This article, The Price/1, was written by The Inceptionist. Please do not edit this fan fiction without the author's permission.

Chapter one of The Price.

Today is Reaping Day. Every Reaping Day I've ever been to has been mostly the same: show up, listen to a speech, pray to God you aren't picked, go home. But this year's Reaping Day is different. I won't be going home this afternoon. It is the day I have been picked to compete in the 72nd Annual Hunger Games.

As I stand rigidly on a tall concrete stage, thousands upon thousands of District 11 citizens stare at me. The mayor has just finished his routine speech about Panem, and his words ring in my ears. On the side of the stage opposite me, a girl my age is looking just as mortified and uncomfortable as I am. The burning sun casts its sweltering rays on me, and a bead of sweat trickles down my face. The only distraction from the heat is the voice of District 11's utterly annoying escort, Sandra Cruz, who is adjusting her blindingly yellow dress as she speaks into a microphone to the massive audience. Her mild Latina accent booms across our city square.

"Congratulations to this year's District 11 Hunger Games tributes, Dante Kopersmith and Ticia Wilcrest!"

The crowd stays silent, unwilling to cheer for such an unjust occurrence. The mayor claps and plasters a fake smile on his red, scrunched face. "It truly is an honor!" he says, breaking the uncomfortable silence. The mayor passes a quick glance at me, but I can't read his expression. Anger, or annoyance, maybe. Probably, he's just trying to get this reaping over with as soon as possible. It can't feel good to send two innocent kids from your district to their almost certain demise for others' entertainment.

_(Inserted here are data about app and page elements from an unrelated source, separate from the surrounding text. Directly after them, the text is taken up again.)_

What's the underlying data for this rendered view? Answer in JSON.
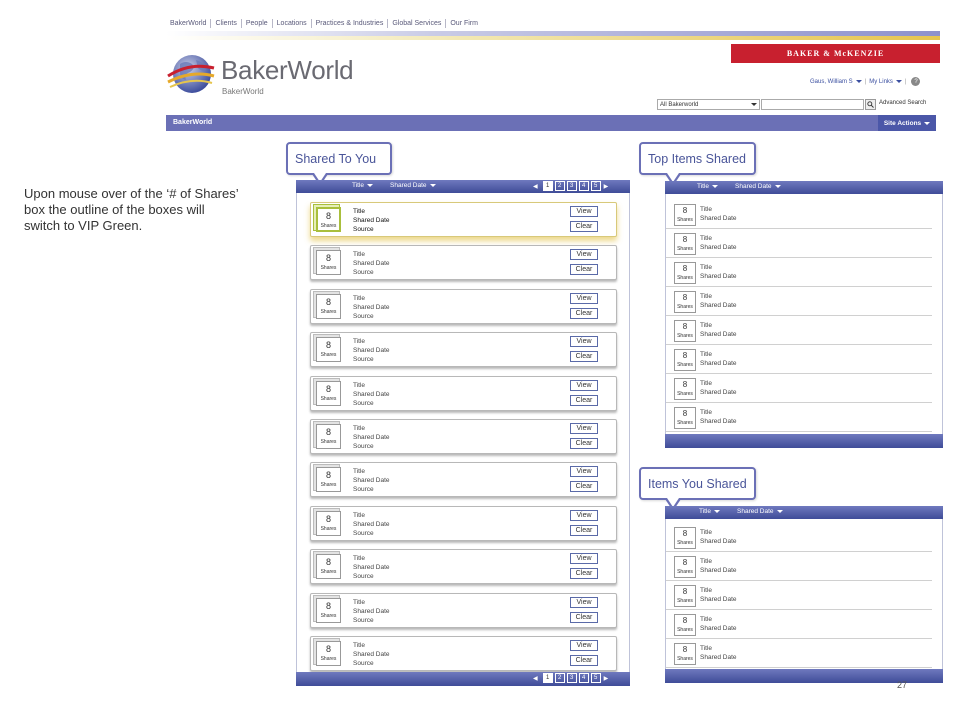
{
  "nav": [
    "BakerWorld",
    "Clients",
    "People",
    "Locations",
    "Practices & Industries",
    "Global Services",
    "Our Firm"
  ],
  "brand": "BAKER & McKENZIE",
  "logo": {
    "title": "BakerWorld",
    "subtitle": "BakerWorld"
  },
  "user": {
    "name": "Gaus, William S",
    "my_links": "My Links",
    "help": "?"
  },
  "search": {
    "scope": "All Bakerworld",
    "value": "",
    "advanced": "Advanced Search"
  },
  "bar": {
    "label": "BakerWorld",
    "site_actions": "Site Actions"
  },
  "annotation": "Upon mouse over of the ‘# of Shares’ box the outline of the boxes will switch to VIP Green.",
  "colors": {
    "accent_blue": "#6b70b6",
    "vip_green": "#a9bf3c",
    "brand_red": "#c8202f"
  },
  "shared_to_you": {
    "title": "Shared To You",
    "sort": [
      "Title",
      "Shared Date"
    ],
    "pager": [
      "1",
      "2",
      "3",
      "4",
      "5"
    ],
    "active_page": 0,
    "items": [
      {
        "count": "8",
        "unit": "Shares",
        "title": "Title",
        "date": "Shared Date",
        "source": "Source",
        "view": "View",
        "clear": "Clear",
        "hover": true
      },
      {
        "count": "8",
        "unit": "Shares",
        "title": "Title",
        "date": "Shared Date",
        "source": "Source",
        "view": "View",
        "clear": "Clear"
      },
      {
        "count": "8",
        "unit": "Shares",
        "title": "Title",
        "date": "Shared Date",
        "source": "Source",
        "view": "View",
        "clear": "Clear"
      },
      {
        "count": "8",
        "unit": "Shares",
        "title": "Title",
        "date": "Shared Date",
        "source": "Source",
        "view": "View",
        "clear": "Clear"
      },
      {
        "count": "8",
        "unit": "Shares",
        "title": "Title",
        "date": "Shared Date",
        "source": "Source",
        "view": "View",
        "clear": "Clear"
      },
      {
        "count": "8",
        "unit": "Shares",
        "title": "Title",
        "date": "Shared Date",
        "source": "Source",
        "view": "View",
        "clear": "Clear"
      },
      {
        "count": "8",
        "unit": "Shares",
        "title": "Title",
        "date": "Shared Date",
        "source": "Source",
        "view": "View",
        "clear": "Clear"
      },
      {
        "count": "8",
        "unit": "Shares",
        "title": "Title",
        "date": "Shared Date",
        "source": "Source",
        "view": "View",
        "clear": "Clear"
      },
      {
        "count": "8",
        "unit": "Shares",
        "title": "Title",
        "date": "Shared Date",
        "source": "Source",
        "view": "View",
        "clear": "Clear"
      },
      {
        "count": "8",
        "unit": "Shares",
        "title": "Title",
        "date": "Shared Date",
        "source": "Source",
        "view": "View",
        "clear": "Clear"
      },
      {
        "count": "8",
        "unit": "Shares",
        "title": "Title",
        "date": "Shared Date",
        "source": "Source",
        "view": "View",
        "clear": "Clear"
      }
    ]
  },
  "top_items": {
    "title": "Top Items Shared",
    "sort": [
      "Title",
      "Shared Date"
    ],
    "items": [
      {
        "count": "8",
        "unit": "Shares",
        "title": "Title",
        "date": "Shared Date"
      },
      {
        "count": "8",
        "unit": "Shares",
        "title": "Title",
        "date": "Shared Date"
      },
      {
        "count": "8",
        "unit": "Shares",
        "title": "Title",
        "date": "Shared Date"
      },
      {
        "count": "8",
        "unit": "Shares",
        "title": "Title",
        "date": "Shared Date"
      },
      {
        "count": "8",
        "unit": "Shares",
        "title": "Title",
        "date": "Shared Date"
      },
      {
        "count": "8",
        "unit": "Shares",
        "title": "Title",
        "date": "Shared Date"
      },
      {
        "count": "8",
        "unit": "Shares",
        "title": "Title",
        "date": "Shared Date"
      },
      {
        "count": "8",
        "unit": "Shares",
        "title": "Title",
        "date": "Shared Date"
      }
    ]
  },
  "items_you_shared": {
    "title": "Items You Shared",
    "sort": [
      "Title",
      "Shared Date"
    ],
    "items": [
      {
        "count": "8",
        "unit": "Shares",
        "title": "Title",
        "date": "Shared Date"
      },
      {
        "count": "8",
        "unit": "Shares",
        "title": "Title",
        "date": "Shared Date"
      },
      {
        "count": "8",
        "unit": "Shares",
        "title": "Title",
        "date": "Shared Date"
      },
      {
        "count": "8",
        "unit": "Shares",
        "title": "Title",
        "date": "Shared Date"
      },
      {
        "count": "8",
        "unit": "Shares",
        "title": "Title",
        "date": "Shared Date"
      }
    ]
  },
  "page_number": "27"
}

"Happy Hunger Games, and may the odds be ever in your favor!" Sandra flaunts a dramatic goodbye wave to the crowd of staring people. She looks at me, a huge, red-lipstick smile across her surgically-corrected face. I know from this moment on, I don’t like her. I don’t like any of the Capitol people. While they sit around in million-dollar homes eating exotic dishes, unfortunate kids like me have to brutally kill each other for their entertainment. How can Sandra possibly find this event to be decent in any way? How can she congratulate us? I’d like to throw her into the arena and see what she thinks of the precious Games then.

Sandra disappears into the deteriorated Justice Building, and I’m glad she’s gone for the moment. I can see Ticia relax a bit as well, though not enough. After one last shake of the mayor's sweaty hand, I am suddenly crowded by a squad of Peacekeepers. Ticia, broken out of her frozen, terrified stance, is ushered towards me by another pair of Peacekeepers. For the first time that day, I meet her eyes. I stare into them for a moment, so silvery and innocent and full of expression. It is hard for me to believe that I will have to end her life in a matter of days.

Ticia blushes and looks away. I look away and stare at the concrete below me. In a matter of seconds, Ticia and I are hastened off the stage and onto a gravel path. The squad of Peacekeepers flank us in every direction as we shuffle woefully in the direction of District 11’s Justice Building, where our loved ones will be permitted to say farewell.

When I enter the building, I am pointed to an expensively decorated room, devoid of any people except me. I find a black leather seat with velvet cushions and slump into it. In a few minutes, anyone I know who might possibly care about me will burst through the wide mahogany doors. They'll hug me and cry for me and tell me they love me. But I don't have any parents, and my drugged uncle could care less about my well-being. Since no one else I know really cares about me, I'll probably be sitting here for the next hour in an uncomfortable silence. To my surprise, I see the door slowly swing open as someone enters. It is my neighbor, Roy. He has been one of my closest friends for five years. Clamped between his fingers is a polished buffalo tooth, an item he and I found one day in the wide fields of our district.

“Hey, man,” he says with a smile, though I can hear the anxiety overtaking his usually steady voice. “Thought you might want to have this as your token.” He holds out his hand and places the tooth in my palm.

“You don’t have to give me this, Roy. You’re the one that found it.”

“No, Dante. It’s yours. Something to remind you how life used to be, before…all this.” Roy dropped his gaze.

I clutch the tooth tightly. “Thanks.”

Roy looks at me, and for a moment, we stand in silence. “Try and make it out of there, man,” he finally mutters. “You’re strong. I know you can make it.”

“I will,” I answer, though I doubt the possibility of my success. I give Roy a brotherly hug and we pound fists, an ancient historic gesture of friendship popular in the country that existed before Panem.

“See you, Dante,” Roy said as he opened the door to leave. The door shuts, and the room floods with silence once again. I slip the buffalo tooth into my side pocket and find my chair. No one else comes to visit me. My conversation with Roy echoes in the back of my head. I think of the last words he said to me: “See you, Dante.”

No, Roy, you’re wrong, I think. I doubt you’ll ever be seeing me again.